When Boards of Canada started achieving prominence, it was common for people to post on the Internet about how much they were like Autechre. Even today, they’re often spoken of in the same breath. Yet I’ve come to see Boards of Canada as the opposite of Autechre.
Autechre’s driving force—and crippling problem—has always been their perpetual desire for novelty. Their first album was fairly conventional, at least by the standards of electronica; perhaps because it was really a compilation of unrelated tracks, perhaps because they were extremely limited in the equipment available to them. (Their sampler at the time was a Casio SK-1.) The second album, Amber, had a completely different lush and ambient sound.
But according to interviews I’ve read, Autechre almost gave up music after Amber, because for a long time they couldn’t come up with anything different enough that they felt it was worth doing. When they eventually released tri repetae, it was completely different in style; spare and mechanical. The next album, Chiastic Slide, was yet another complete change, in favor of textures made up of densely packed fragments of digital sound.
The problem is, at some point the quest for intellectual novelty collides with the desire to create something someone might actually want to listen to. In my view, Chiastic Slide was their last uniformly great release. Since then, there have been moments where experimental and listenable have meshed (the title track of Gantz_graf for example), but they’ve been lamentably rare.

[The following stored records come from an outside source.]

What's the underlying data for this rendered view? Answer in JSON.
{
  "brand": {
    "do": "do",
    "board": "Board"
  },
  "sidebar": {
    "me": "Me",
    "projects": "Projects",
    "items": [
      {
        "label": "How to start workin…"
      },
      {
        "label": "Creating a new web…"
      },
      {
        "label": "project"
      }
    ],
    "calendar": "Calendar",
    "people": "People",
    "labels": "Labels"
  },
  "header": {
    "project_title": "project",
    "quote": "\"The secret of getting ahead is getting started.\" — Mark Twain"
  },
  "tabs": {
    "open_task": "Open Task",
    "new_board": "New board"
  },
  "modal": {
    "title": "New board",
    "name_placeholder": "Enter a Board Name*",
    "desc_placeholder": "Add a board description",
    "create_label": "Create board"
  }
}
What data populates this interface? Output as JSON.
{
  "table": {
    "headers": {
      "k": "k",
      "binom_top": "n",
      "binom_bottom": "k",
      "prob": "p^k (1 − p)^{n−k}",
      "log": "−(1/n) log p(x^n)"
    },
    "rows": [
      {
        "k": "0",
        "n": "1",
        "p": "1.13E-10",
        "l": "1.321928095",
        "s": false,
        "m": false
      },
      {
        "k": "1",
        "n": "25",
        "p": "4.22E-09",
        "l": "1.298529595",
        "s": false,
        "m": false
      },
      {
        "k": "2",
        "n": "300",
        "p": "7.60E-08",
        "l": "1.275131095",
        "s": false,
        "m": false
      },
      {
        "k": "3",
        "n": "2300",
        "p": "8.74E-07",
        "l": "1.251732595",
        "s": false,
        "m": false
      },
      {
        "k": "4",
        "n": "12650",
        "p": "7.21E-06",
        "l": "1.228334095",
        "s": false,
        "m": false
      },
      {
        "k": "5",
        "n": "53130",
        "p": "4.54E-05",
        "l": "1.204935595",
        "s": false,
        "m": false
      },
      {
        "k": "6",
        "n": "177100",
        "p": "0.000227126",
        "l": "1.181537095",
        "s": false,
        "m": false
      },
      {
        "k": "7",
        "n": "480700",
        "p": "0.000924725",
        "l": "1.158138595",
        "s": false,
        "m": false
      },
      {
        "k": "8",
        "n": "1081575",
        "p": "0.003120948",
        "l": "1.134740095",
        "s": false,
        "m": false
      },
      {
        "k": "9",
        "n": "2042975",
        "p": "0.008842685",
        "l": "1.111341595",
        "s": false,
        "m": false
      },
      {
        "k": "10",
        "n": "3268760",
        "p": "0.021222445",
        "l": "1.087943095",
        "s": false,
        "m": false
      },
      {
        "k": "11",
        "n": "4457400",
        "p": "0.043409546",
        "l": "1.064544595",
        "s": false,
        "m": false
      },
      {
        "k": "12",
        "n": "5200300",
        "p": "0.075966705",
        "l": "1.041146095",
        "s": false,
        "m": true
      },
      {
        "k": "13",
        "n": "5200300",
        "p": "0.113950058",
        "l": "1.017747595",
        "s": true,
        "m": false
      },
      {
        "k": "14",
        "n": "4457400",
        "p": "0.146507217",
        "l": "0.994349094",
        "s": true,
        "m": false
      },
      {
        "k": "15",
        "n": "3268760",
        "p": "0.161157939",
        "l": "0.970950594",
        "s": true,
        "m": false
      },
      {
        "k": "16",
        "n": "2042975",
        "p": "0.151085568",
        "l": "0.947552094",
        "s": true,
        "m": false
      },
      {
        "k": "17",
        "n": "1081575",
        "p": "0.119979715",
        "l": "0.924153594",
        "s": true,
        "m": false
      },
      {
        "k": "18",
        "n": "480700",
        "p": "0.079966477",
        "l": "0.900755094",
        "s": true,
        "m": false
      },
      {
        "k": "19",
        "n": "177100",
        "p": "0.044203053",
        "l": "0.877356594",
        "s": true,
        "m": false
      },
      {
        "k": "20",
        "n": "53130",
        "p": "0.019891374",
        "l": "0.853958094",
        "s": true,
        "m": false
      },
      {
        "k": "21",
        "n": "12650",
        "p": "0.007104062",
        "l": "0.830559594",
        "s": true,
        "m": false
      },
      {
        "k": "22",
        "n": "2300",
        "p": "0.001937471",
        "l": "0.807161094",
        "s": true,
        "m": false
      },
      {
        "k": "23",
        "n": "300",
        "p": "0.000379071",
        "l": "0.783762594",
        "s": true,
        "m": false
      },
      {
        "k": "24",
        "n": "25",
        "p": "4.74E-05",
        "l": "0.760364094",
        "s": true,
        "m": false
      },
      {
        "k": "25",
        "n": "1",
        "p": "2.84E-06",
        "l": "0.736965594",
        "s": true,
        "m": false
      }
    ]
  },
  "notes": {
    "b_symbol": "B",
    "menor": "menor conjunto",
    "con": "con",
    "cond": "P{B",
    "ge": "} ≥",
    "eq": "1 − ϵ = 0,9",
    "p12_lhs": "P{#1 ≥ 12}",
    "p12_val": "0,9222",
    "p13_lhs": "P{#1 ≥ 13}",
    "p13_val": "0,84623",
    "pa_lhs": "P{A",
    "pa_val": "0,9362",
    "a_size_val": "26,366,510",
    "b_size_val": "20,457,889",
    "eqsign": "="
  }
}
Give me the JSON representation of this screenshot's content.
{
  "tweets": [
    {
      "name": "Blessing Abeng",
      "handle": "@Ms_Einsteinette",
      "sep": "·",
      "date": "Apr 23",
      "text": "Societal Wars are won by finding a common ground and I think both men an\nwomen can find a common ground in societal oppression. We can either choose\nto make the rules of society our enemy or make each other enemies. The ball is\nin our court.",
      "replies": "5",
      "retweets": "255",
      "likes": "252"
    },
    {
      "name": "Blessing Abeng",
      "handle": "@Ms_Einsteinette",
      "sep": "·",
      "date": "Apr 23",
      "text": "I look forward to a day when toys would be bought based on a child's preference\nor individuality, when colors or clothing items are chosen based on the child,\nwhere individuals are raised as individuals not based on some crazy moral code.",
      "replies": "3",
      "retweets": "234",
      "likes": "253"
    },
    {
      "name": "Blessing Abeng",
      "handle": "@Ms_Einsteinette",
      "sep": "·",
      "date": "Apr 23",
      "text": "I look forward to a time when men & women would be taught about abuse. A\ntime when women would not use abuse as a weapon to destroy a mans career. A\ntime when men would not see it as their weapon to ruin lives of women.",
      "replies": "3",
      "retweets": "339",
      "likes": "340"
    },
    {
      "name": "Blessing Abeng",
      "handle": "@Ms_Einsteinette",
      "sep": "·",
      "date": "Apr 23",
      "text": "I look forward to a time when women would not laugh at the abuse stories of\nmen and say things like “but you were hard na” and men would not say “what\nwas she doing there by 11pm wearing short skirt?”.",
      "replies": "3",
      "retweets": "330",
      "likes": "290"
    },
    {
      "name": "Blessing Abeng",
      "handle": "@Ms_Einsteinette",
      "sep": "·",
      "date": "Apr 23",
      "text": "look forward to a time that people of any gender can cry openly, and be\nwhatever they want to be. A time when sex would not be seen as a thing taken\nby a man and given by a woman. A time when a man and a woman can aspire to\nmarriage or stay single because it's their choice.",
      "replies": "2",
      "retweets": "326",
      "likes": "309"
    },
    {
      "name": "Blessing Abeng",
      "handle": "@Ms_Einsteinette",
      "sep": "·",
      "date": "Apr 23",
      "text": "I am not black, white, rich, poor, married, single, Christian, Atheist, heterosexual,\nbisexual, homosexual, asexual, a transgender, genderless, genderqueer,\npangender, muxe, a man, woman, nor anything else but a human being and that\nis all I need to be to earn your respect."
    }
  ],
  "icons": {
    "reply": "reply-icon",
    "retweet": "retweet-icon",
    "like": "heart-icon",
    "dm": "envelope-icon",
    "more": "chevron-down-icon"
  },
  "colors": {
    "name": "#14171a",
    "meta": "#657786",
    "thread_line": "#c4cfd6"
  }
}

So I see Boards of Canada are the anti-Autechre, in that they’ve released the same album five or six times now. If you like anything they’ve released since 1994, then I can confidently predict you’ll like everything else they’ve released since 1994.
Yes, there has been some gentle stylistic progression and variation; The Campfire Headphase had more guitar, and the latest EP is a bit darker. But like Vini Reilly, they know what they do well, and they pretty much keep on doing it.
The new Trans Canada Highway EP is available from bleep.com. They’re selling it as unprotected MP3 files, or as full quality lossless audio in FLAC format.
Also, as a reminder of Autechre’s earlier listenable albums, the Gescom EP The Sounds of Machines Our Parents Used is available as an MP3 or FLAC download. This one is particularly good value, because it’s widely regarded as one of their best, and copies of the hard-to-find original 1995 vinyl release regularly list for over $100. Now for a mere $5.49 you can have lossless uncompressed audio, with no vinyl clicks or pops—just intentional electronic ones.
And if you’re a goldenears type you can buy a Vestax VRX-2000, cut the FLAC files into vinyl, spread a little dust on it, and hear the tracks as originally intended.